### EXERCISE INPUT
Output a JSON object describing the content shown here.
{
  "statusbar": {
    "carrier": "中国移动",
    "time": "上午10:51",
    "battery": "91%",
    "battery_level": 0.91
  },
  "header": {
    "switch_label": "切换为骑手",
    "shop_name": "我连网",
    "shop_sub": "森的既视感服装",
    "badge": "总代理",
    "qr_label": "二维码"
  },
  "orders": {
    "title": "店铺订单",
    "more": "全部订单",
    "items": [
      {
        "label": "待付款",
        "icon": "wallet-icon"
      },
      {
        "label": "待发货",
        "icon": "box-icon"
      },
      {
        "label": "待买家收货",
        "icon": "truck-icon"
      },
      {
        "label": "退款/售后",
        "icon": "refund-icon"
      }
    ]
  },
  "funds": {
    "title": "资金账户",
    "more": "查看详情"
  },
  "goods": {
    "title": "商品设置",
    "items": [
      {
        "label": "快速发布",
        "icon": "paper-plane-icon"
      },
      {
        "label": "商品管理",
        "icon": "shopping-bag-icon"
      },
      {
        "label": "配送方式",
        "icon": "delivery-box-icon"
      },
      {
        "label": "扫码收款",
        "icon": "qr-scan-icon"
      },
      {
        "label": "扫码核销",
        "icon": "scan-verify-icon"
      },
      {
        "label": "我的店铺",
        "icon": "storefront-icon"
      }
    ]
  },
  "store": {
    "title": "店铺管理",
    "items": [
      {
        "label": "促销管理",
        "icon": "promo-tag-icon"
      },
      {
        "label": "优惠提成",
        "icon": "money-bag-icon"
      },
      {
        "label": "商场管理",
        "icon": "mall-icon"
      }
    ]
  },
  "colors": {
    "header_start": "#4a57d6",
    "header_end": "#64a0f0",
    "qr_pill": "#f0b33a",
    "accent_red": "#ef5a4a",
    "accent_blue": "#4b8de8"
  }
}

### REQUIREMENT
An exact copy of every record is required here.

### TASK OUTPUT
Output a JSON object describing the content shown here.
{
  "statusbar": {
    "carrier": "中国移动",
    "time": "上午10:51",
    "battery": "91%",
    "battery_level": 0.91
  },
  "header": {
    "switch_label": "切换为骑手",
    "shop_name": "我连网",
    "shop_sub": "森的既视感服装",
    "badge": "总代理",
    "qr_label": "二维码"
  },
  "orders": {
    "title": "店铺订单",
    "more": "全部订单",
    "items": [
      {
        "label": "待付款",
        "icon": "wallet-icon"
      },
      {
        "label": "待发货",
        "icon": "box-icon"
      },
      {
        "label": "待买家收货",
        "icon": "truck-icon"
      },
      {
        "label": "退款/售后",
        "icon": "refund-icon"
      }
    ]
  },
  "funds": {
    "title": "资金账户",
    "more": "查看详情"
  },
  "goods": {
    "title": "商品设置",
    "items": [
      {
        "label": "快速发布",
        "icon": "paper-plane-icon"
      },
      {
        "label": "商品管理",
        "icon": "shopping-bag-icon"
      },
      {
        "label": "配送方式",
        "icon": "delivery-box-icon"
      },
      {
        "label": "扫码收款",
        "icon": "qr-scan-icon"
      },
      {
        "label": "扫码核销",
        "icon": "scan-verify-icon"
      },
      {
        "label": "我的店铺",
        "icon": "storefront-icon"
      }
    ]
  },
  "store": {
    "title": "店铺管理",
    "items": [
      {
        "label": "促销管理",
        "icon": "promo-tag-icon"
      },
      {
        "label": "优惠提成",
        "icon": "money-bag-icon"
      },
      {
        "label": "商场管理",
        "icon": "mall-icon"
      }
    ]
  },
  "colors": {
    "header_start": "#4a57d6",
    "header_end": "#64a0f0",
    "qr_pill": "#f0b33a",
    "accent_red": "#ef5a4a",
    "accent_blue": "#4b8de8"
  }
}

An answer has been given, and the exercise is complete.